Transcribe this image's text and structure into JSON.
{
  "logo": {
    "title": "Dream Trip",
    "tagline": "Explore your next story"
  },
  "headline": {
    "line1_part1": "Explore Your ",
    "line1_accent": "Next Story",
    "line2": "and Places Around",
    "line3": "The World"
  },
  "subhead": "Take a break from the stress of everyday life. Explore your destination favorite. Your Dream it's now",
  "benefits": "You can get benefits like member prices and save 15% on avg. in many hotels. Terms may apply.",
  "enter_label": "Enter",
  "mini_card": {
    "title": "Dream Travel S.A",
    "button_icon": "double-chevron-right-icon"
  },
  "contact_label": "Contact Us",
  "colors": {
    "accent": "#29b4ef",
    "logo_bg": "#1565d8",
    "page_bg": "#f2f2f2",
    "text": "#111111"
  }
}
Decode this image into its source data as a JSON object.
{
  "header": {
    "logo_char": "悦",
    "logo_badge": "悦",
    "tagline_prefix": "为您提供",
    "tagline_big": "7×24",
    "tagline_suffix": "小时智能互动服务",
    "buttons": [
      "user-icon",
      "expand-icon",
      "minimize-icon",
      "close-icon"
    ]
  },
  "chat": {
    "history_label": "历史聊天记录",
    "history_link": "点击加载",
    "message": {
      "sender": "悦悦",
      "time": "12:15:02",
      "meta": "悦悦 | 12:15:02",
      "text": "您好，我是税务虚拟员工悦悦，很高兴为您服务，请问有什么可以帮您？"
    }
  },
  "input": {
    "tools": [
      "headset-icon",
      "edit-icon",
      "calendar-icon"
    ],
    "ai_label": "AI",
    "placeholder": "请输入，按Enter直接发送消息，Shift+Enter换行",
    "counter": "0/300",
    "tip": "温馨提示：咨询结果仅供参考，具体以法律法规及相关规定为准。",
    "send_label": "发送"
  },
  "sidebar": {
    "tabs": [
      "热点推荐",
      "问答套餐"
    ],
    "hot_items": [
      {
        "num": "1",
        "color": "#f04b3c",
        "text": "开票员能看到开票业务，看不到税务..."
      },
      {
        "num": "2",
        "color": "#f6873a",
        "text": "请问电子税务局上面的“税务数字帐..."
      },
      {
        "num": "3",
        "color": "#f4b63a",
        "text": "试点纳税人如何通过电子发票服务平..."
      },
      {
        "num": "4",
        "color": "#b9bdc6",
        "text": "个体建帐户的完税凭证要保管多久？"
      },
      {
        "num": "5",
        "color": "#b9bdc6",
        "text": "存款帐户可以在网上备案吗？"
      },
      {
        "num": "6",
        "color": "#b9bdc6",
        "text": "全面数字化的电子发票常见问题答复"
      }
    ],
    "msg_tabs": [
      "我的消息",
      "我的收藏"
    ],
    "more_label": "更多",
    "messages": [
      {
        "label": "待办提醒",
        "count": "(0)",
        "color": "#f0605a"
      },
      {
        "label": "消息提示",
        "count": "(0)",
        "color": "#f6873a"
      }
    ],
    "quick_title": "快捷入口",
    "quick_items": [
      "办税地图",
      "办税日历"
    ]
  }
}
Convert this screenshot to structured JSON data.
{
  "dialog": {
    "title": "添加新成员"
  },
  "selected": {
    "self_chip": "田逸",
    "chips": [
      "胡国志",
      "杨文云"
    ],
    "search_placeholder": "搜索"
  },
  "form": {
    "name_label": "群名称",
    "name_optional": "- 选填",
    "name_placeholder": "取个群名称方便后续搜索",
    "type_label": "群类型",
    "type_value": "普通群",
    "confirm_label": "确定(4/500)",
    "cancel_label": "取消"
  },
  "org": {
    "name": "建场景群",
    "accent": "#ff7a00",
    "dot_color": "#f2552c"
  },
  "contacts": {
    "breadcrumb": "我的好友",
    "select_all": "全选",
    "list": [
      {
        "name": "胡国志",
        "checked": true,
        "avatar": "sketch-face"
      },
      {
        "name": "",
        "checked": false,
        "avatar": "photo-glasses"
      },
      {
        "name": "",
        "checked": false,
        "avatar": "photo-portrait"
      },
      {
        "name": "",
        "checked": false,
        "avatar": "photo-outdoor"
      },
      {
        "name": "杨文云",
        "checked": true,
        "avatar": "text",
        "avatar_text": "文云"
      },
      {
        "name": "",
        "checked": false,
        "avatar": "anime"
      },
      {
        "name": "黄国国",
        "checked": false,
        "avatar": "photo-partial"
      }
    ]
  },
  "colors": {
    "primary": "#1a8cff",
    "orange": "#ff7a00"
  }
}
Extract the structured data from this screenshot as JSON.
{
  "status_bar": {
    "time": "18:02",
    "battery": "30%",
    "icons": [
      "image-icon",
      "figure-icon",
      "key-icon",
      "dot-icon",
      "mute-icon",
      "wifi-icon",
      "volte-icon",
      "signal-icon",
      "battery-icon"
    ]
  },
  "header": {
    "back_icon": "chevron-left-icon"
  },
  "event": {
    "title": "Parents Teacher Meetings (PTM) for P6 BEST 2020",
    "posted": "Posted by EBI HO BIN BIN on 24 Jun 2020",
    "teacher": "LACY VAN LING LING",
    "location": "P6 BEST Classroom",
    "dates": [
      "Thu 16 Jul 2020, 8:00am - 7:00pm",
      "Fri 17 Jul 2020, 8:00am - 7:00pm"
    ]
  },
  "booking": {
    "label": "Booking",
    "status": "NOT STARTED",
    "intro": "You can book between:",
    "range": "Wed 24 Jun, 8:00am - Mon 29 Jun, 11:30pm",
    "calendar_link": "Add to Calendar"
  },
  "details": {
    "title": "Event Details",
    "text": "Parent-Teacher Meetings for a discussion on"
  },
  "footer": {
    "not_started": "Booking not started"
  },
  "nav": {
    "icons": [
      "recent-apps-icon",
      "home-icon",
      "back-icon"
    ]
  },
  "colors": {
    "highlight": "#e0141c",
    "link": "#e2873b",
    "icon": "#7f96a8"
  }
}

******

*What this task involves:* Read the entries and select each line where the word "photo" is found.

*Response for this exercise:*
        "avatar": "photo-glasses"
        "avatar": "photo-portrait"
        "avatar": "photo-outdoor"
        "avatar": "photo-partial"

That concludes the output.